The reclassification proposal, Chairman Julius Genachowski's so-called "third way" approach to broadband regulation, would have subjected broadband providers to some of the same common carrier rules that telephone providers follow. Genachowski put the idea forward in May, shortly after a federal appellate court ruled that the FCC lacks authority to enforce net neutrality rules because the agency currently classifies broadband as a Title I information service.
Neutrality advocates generally said they supported the proposal, while telecoms and cable companies largely said that reclassification wasn't necessary and would deter investment in broadband.
Some advocates recently predicted that the issue had become so politically charged that the FCC likely would not take up the proposed reclassification proposal until after the mid-term elections in November. Earlier this week, the FCC tipped its hand that it would put off a vote on the third way by seeking additional comments on whether it should apply neutrality principles to wireless carriers and whether it should allow companies to strike deals for prioritized delivery of specialized services.
While the FCC theoretically could have still proceeded with reclassification -- and advocates like Free Press and Public Knowledge urged it to do so -- that move seemed less feasible once the FCC signaled that it was seeking additional public comments on neutrality questions.
Although the the FCC is delaying moving forward on neutrality, the agency is moving forward with a separate broadband initiative -- using the white spaces spectrum for wireless computing. The agenda includes a vote to finalize rules for unlicensed wireless devices on the spectrum recently vacated by TV broadcasters.

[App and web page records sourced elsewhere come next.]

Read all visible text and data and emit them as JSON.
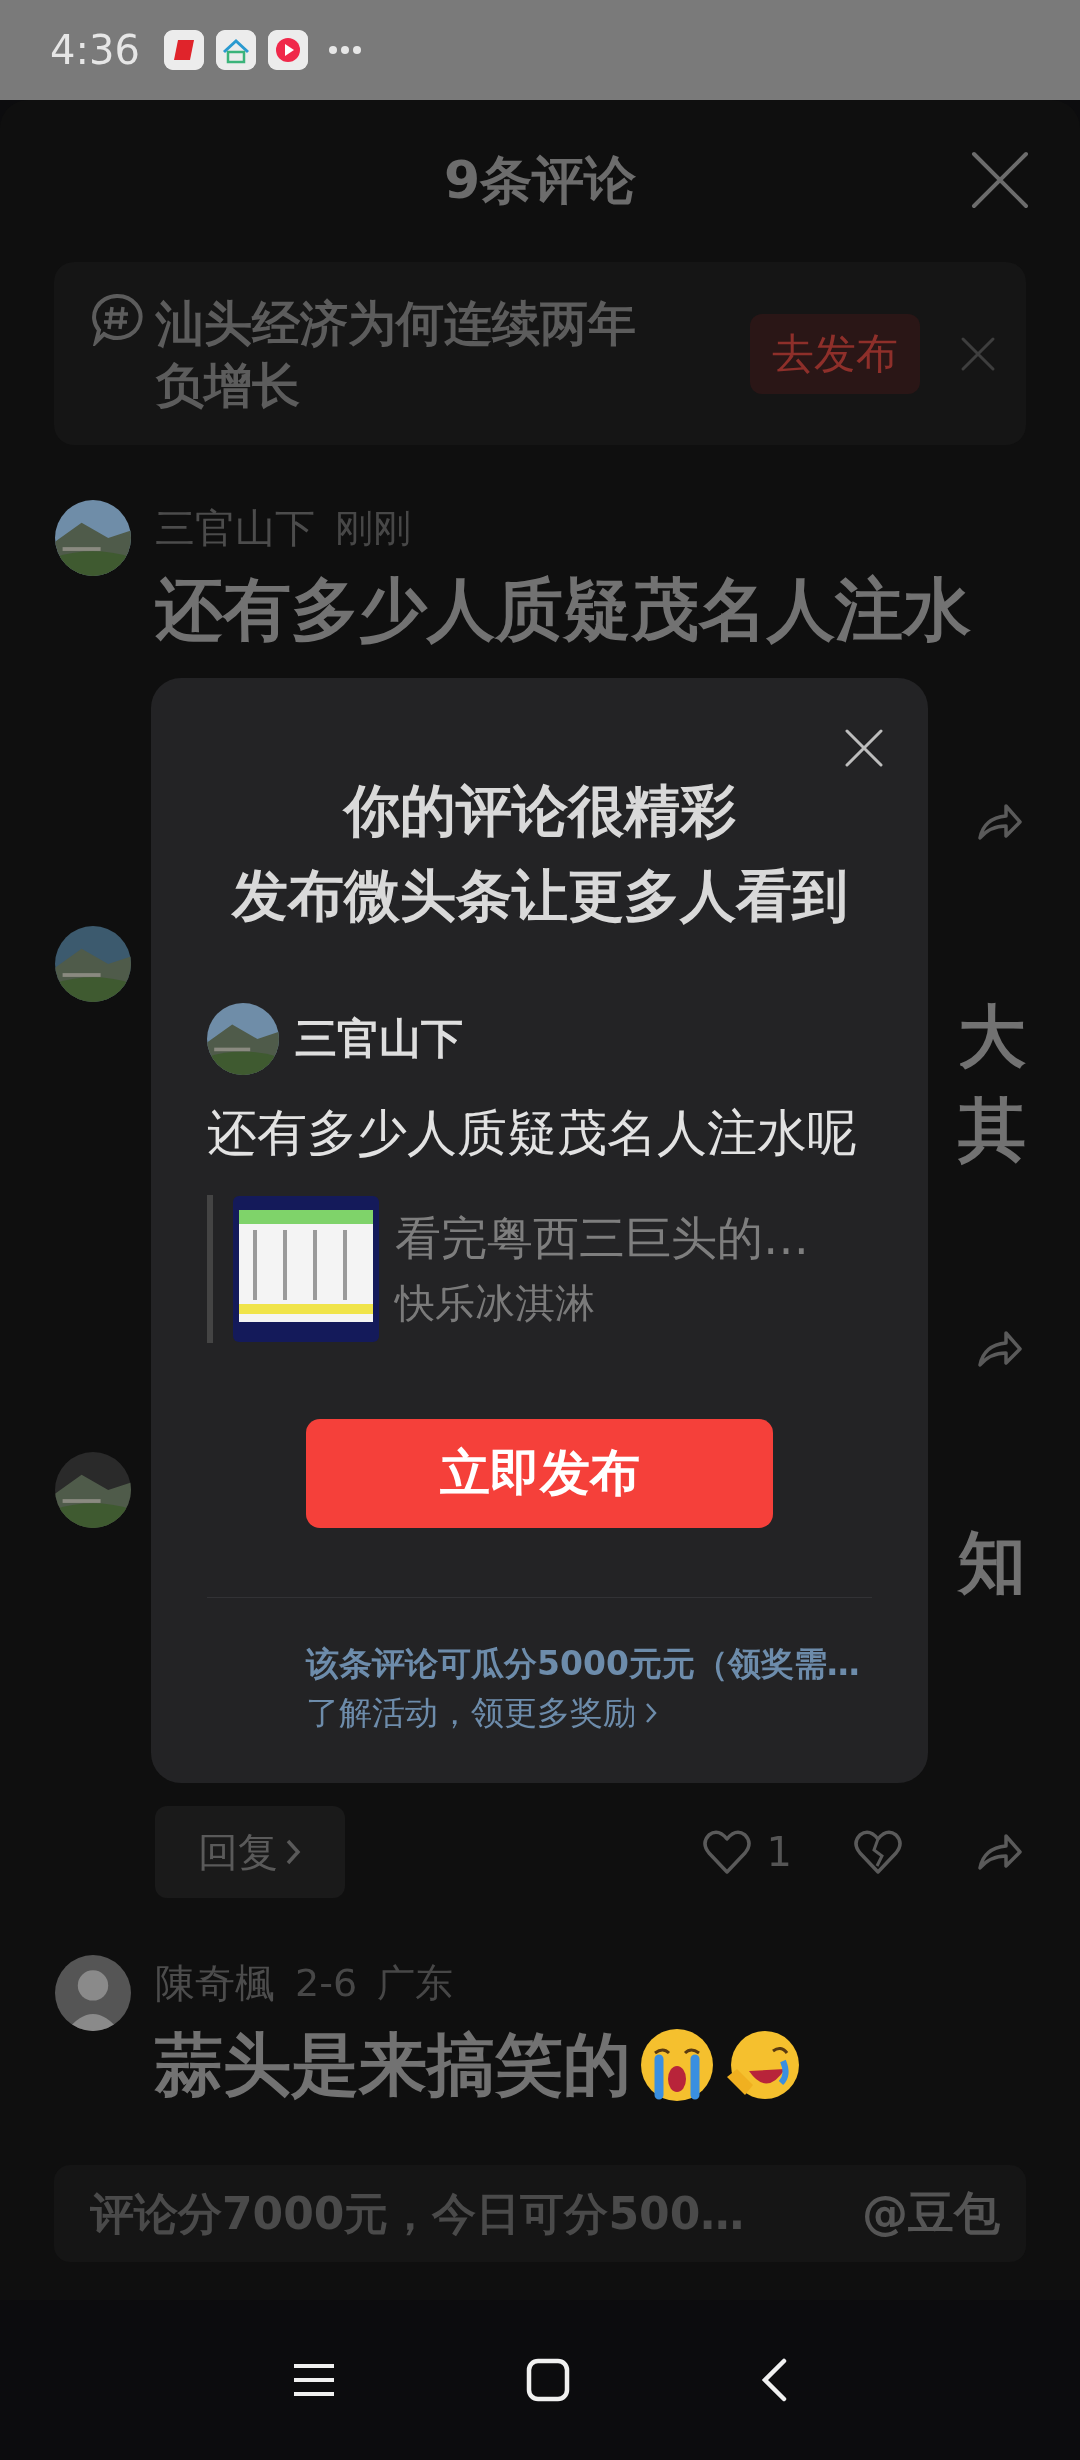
{
  "status_bar": {
    "time": "4:36",
    "app_icons": [
      {
        "kind": "slash"
      },
      {
        "kind": "house"
      },
      {
        "kind": "play"
      }
    ]
  },
  "sheet": {
    "title": "9条评论"
  },
  "topic_banner": {
    "text": "汕头经济为何连续两年负增长",
    "button": "去发布"
  },
  "comments": [
    {
      "avatar": {
        "kind": "picture"
      },
      "author": "三官山下",
      "meta": [
        "刚刚"
      ],
      "lines": [
        "还有多少人质疑茂名人注水"
      ],
      "actions": [
        {
          "kind": "share"
        }
      ]
    },
    {
      "avatar": {
        "kind": "picture"
      },
      "fragments": [
        "大",
        "其"
      ],
      "actions": [
        {
          "kind": "share"
        }
      ]
    },
    {
      "avatar": {
        "kind": "picture"
      },
      "fragments": [
        "知"
      ],
      "actions": [
        {
          "kind": "reply",
          "label": "回复"
        },
        {
          "kind": "like",
          "count": "1"
        },
        {
          "kind": "dislike"
        },
        {
          "kind": "share"
        }
      ]
    },
    {
      "avatar": {
        "kind": "silhouette"
      },
      "author": "陳奇楓",
      "meta": [
        "2-6",
        "广东"
      ],
      "lines": [
        "蒜头是来搞笑的"
      ],
      "emojis": [
        {
          "kind": "crying"
        },
        {
          "kind": "laughing"
        }
      ]
    }
  ],
  "publish_dialog": {
    "title_lines": [
      "你的评论很精彩",
      "发布微头条让更多人看到"
    ],
    "author": "三官山下",
    "comment": "还有多少人质疑茂名人注水呢",
    "quote": {
      "title": "看完粤西三巨头的…",
      "author": "快乐冰淇淋"
    },
    "button": "立即发布",
    "reward_text": "该条评论可瓜分5000元元（领奖需…",
    "reward_link": "了解活动，领更多奖励"
  },
  "input_bar": {
    "placeholder": "评论分7000元，今日可分500…",
    "mention": "@豆包"
  }
}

Advocacy group Public Knowledge cheered that announcement. "Today's proposals represent real, concrete steps in fulfilling the promise of the National Broadband Plan," Public Knowledge legal director Harold Feld said in a statement. "Voting final rules for the use of the broadcast white spaces will make much needed spectrum available for broadband."